However, the Minsk Agreements also stipulate a «gray zone» — the territory between the positions of Ukrainian and (pro)Russian troops recorded in the documents. It sometimes reaches several kilometers in width, large enough to encompass populated settlements. In fact, a significant part of the «gray zone» is controlled either by the Armed Forces of Ukraine or by the invaders. From time to time, Ukrainian troops conduct operations to force the enemy out of some part of the «gray zone.»
In particular, via this method the Ukrainian forces took control of several villages in the immediate vicinity of the occupied city of Horlivka, around which Ukrainian troops are holding in a semi-ring. The AFU takes similar actions from time to time to the west of the Lugansk region. The commander of the operation, General Naiev, claims that about 15 km2 of Ukrainian territory was liberated in this way. True, after this statement, reports of liberating 10 km2 near Horlivka were received, but this information needs to be checked- it is not uncommon for the AFU’s achievements to be seriously exaggerated by propagandists.
It should be admitted, however, that all these actions haven undertaken exclusively within the framework of the “gray zone,” beyond which the AFU does not try to move. This would be a blatant violation of the Minsk agreements, and Russia could use it as an excuse to unleash a full-scale invasion.
Russia continues to supply weapons and armored vehicles in the occupied areas of the Donetsk and Lugansk regions. True, exact figures in Ukraine are difficult to cite. For example, according to the Main Intelligence Directorate of the Ukrainian Ministry of Defense, 35 500 people are fighting against Ukraine in the Donbas, including Russians, with 475 tanks, 948 armored combat vehicles, 762 artillery pieces and 208 rocket launcher systems. At the same time, the head of the General Staff of the Armed Forces of Ukraine Muzhenko cites other data– 32,000 people and 700 tanks. This diversity is clear: no one will let Ukrainian observers into the occupied territories, so that they can count the number of troops and armored vehicles there.

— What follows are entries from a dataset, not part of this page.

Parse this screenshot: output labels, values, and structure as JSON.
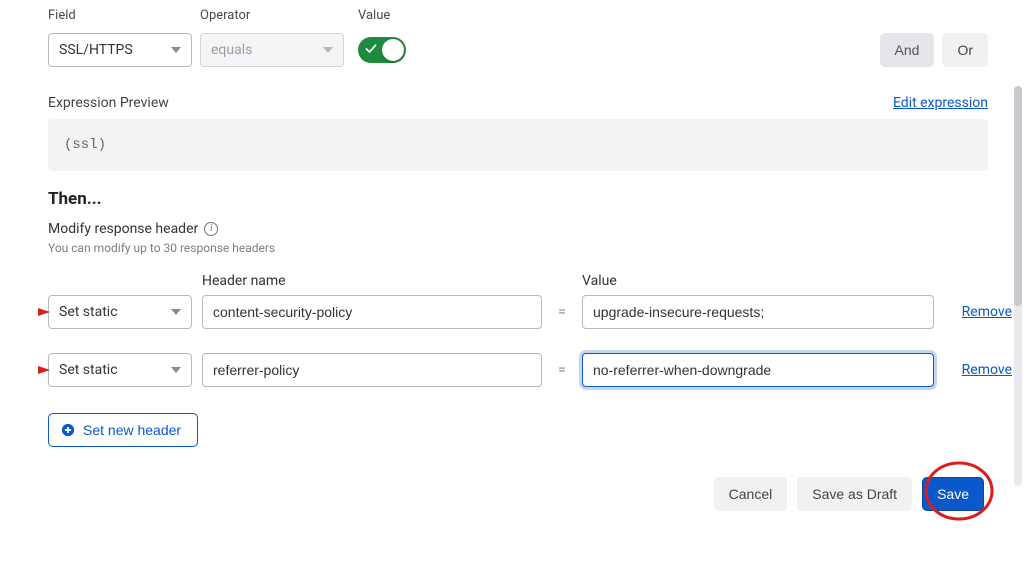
{
  "condition": {
    "field_label": "Field",
    "operator_label": "Operator",
    "value_label": "Value",
    "field_value": "SSL/HTTPS",
    "operator_value": "equals",
    "toggle_on": true,
    "and_label": "And",
    "or_label": "Or"
  },
  "preview": {
    "label": "Expression Preview",
    "edit_link": "Edit expression",
    "expression": "(ssl)"
  },
  "then": {
    "title": "Then...",
    "subtitle": "Modify response header",
    "caption": "You can modify up to 30 response headers",
    "header_name_label": "Header name",
    "value_label": "Value",
    "rows": [
      {
        "mode": "Set static",
        "name": "content-security-policy",
        "value": "upgrade-insecure-requests;",
        "focused": false
      },
      {
        "mode": "Set static",
        "name": "referrer-policy",
        "value": "no-referrer-when-downgrade",
        "focused": true
      }
    ],
    "remove_label": "Remove",
    "add_button": "Set new header"
  },
  "footer": {
    "cancel": "Cancel",
    "draft": "Save as Draft",
    "save": "Save"
  }
}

Therefore, the data are most often estimated, taking into account sketchy information about the observed echelons with equipment, about storage sites discovered by the OSCE monitoring mission, and so on.

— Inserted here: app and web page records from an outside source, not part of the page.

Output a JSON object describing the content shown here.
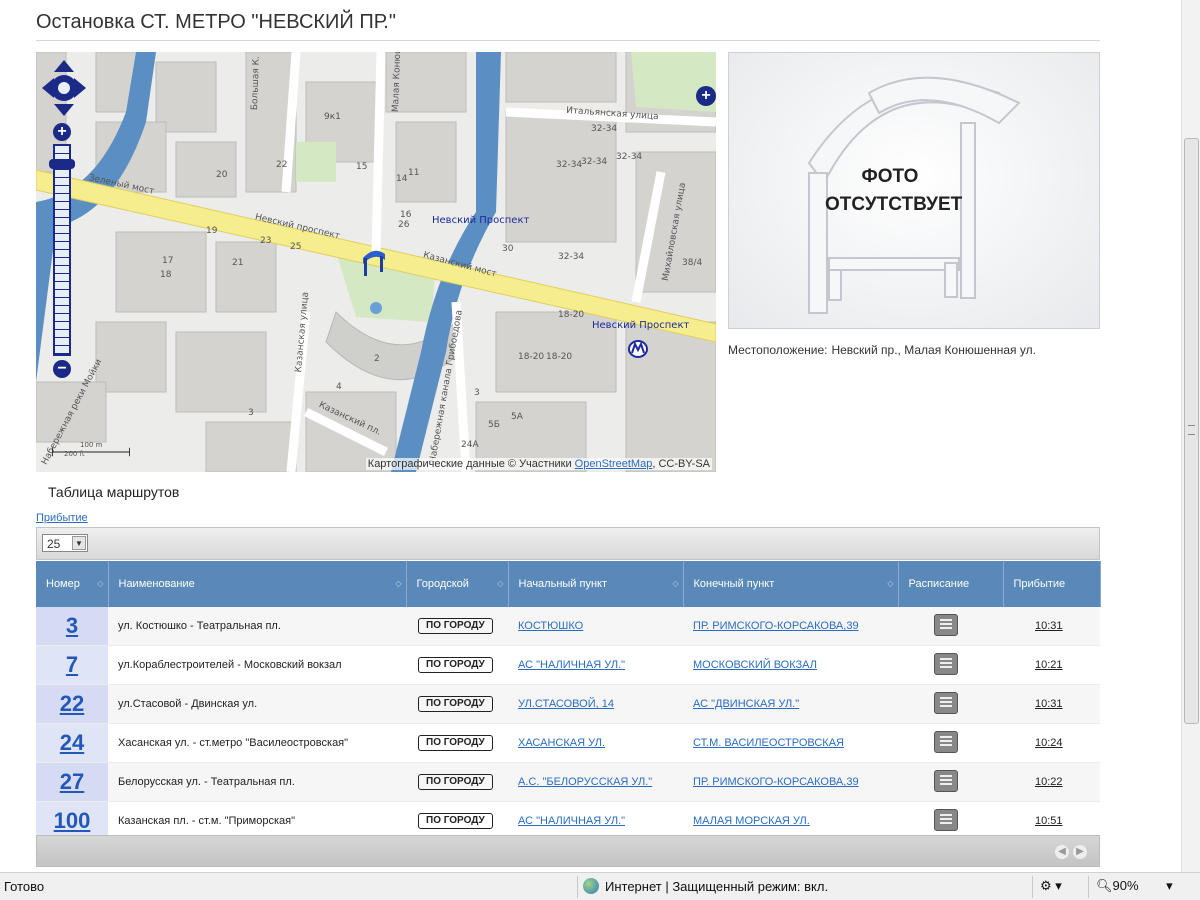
{
  "page": {
    "title": "Остановка СТ. МЕТРО \"НЕВСКИЙ ПР.\""
  },
  "map": {
    "labels": {
      "zeleny_most": "Зеленый мост",
      "nevsky_prospekt_street": "Невский проспект",
      "nevsky_prospekt_metro_1": "Невский Проспект",
      "nevsky_prospekt_metro_2": "Невский Проспект",
      "kazansky_most": "Казанский мост",
      "italyanskaya": "Итальянская улица",
      "bolshaya_konyushennaya": "Большая К.",
      "malaya_konyushennaya": "Малая Конюшенная улица",
      "kazanskaya_ulitsa": "Казанская улица",
      "kazansky_per": "Казанский пл.",
      "griboedova": "Набережная канала Грибоедова",
      "mikhailovskaya": "Михайловская улица",
      "moika": "Набережная реки Мойки"
    },
    "house_numbers": [
      "9к1",
      "32-34",
      "32-34",
      "32-34",
      "32-34",
      "32-34",
      "18-20",
      "18-20",
      "18-20",
      "3",
      "5Б",
      "5А",
      "24А",
      "38/4",
      "30",
      "19",
      "23",
      "25",
      "21",
      "17",
      "18",
      "15",
      "11",
      "14",
      "16",
      "22",
      "20",
      "26",
      "2",
      "3",
      "4"
    ],
    "scale_labels": [
      "100 m",
      "200 ft"
    ],
    "attribution_prefix": "Картографические данные © Участники ",
    "attribution_link": "OpenStreetMap",
    "attribution_suffix": ", CC-BY-SA",
    "zoom_level": 0.07,
    "colors": {
      "water": "#5b8fc4",
      "road_main": "#f5ed8e",
      "park": "#d4e8c4",
      "building": "#d4d3d0",
      "control": "#1b2a86"
    }
  },
  "photo": {
    "placeholder": "ФОТО\nОТСУТСТВУЕТ"
  },
  "location": {
    "label": "Местоположение:",
    "value": "Невский пр., Малая Конюшенная ул."
  },
  "routes": {
    "section_title": "Таблица маршрутов",
    "arrival_link": "Прибытие",
    "page_size": "25",
    "columns": [
      "Номер",
      "Наименование",
      "Городской",
      "Начальный пункт",
      "Конечный пункт",
      "Расписание",
      "Прибытие"
    ],
    "rows": [
      {
        "number": "3",
        "name": "ул. Костюшко - Театральная пл.",
        "type": "ПО ГОРОДУ",
        "start": "КОСТЮШКО",
        "end": "ПР. РИМСКОГО-КОРСАКОВА,39",
        "arrival": "10:31"
      },
      {
        "number": "7",
        "name": "ул.Кораблестроителей - Московский вокзал",
        "type": "ПО ГОРОДУ",
        "start": "АС \"НАЛИЧНАЯ УЛ.\"",
        "end": "МОСКОВСКИЙ ВОКЗАЛ",
        "arrival": "10:21"
      },
      {
        "number": "22",
        "name": "ул.Стасовой - Двинская ул.",
        "type": "ПО ГОРОДУ",
        "start": "УЛ.СТАСОВОЙ, 14",
        "end": "АС \"ДВИНСКАЯ УЛ.\"",
        "arrival": "10:31"
      },
      {
        "number": "24",
        "name": "Хасанская ул. - ст.метро \"Василеостровская\"",
        "type": "ПО ГОРОДУ",
        "start": "ХАСАНСКАЯ УЛ.",
        "end": "СТ.М. ВАСИЛЕОСТРОВСКАЯ",
        "arrival": "10:24"
      },
      {
        "number": "27",
        "name": "Белорусская ул. - Театральная пл.",
        "type": "ПО ГОРОДУ",
        "start": "А.С. \"БЕЛОРУССКАЯ УЛ.\"",
        "end": "ПР. РИМСКОГО-КОРСАКОВА,39",
        "arrival": "10:22"
      },
      {
        "number": "100",
        "name": "Казанская пл. - ст.м. \"Приморская\"",
        "type": "ПО ГОРОДУ",
        "start": "АС \"НАЛИЧНАЯ УЛ.\"",
        "end": "МАЛАЯ МОРСКАЯ УЛ.",
        "arrival": "10:51"
      }
    ]
  },
  "statusbar": {
    "ready": "Готово",
    "zone": "Интернет | Защищенный режим: вкл.",
    "zoom": "90%"
  }
}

The only area where confrontation with Russia has seriously increased is the Sea of Azov. Russian border guards stop and delay ships going to or from Ukrainian ports. And often the Russians act in close proximity to the ports of Mariupol and Berdyansk. Ukraine has concentrated on the coast some forces to repel a possible attack from the sea, but it can not protect its vessels, especially since Russia operates within the framework of a bilateral treaty on the status of the Azov Sea. Ukraine could also stop Russian vessels under this treaty, but it has absolutely no means of doing so- the Ukrainian coast guard is seriously inferior to the contingent of the Border Service and the Black Sea Fleet of the Russian Federation in the Azov Sea, and the Ukrainian Navy in the Sea of Azov is absent altogether.
Is it worth waiting for the resolution of the Donbas problem in the near future? Probably not. It is more profitable for both parties to stall for time, using the Minsk agreements as an excuse to decide nothing. Both sides are trying to make the war as expensive and unprofitable for the enemy, and with minimal losses for themselves. What is peculiar is that both sides have been somewhat successful in this effort.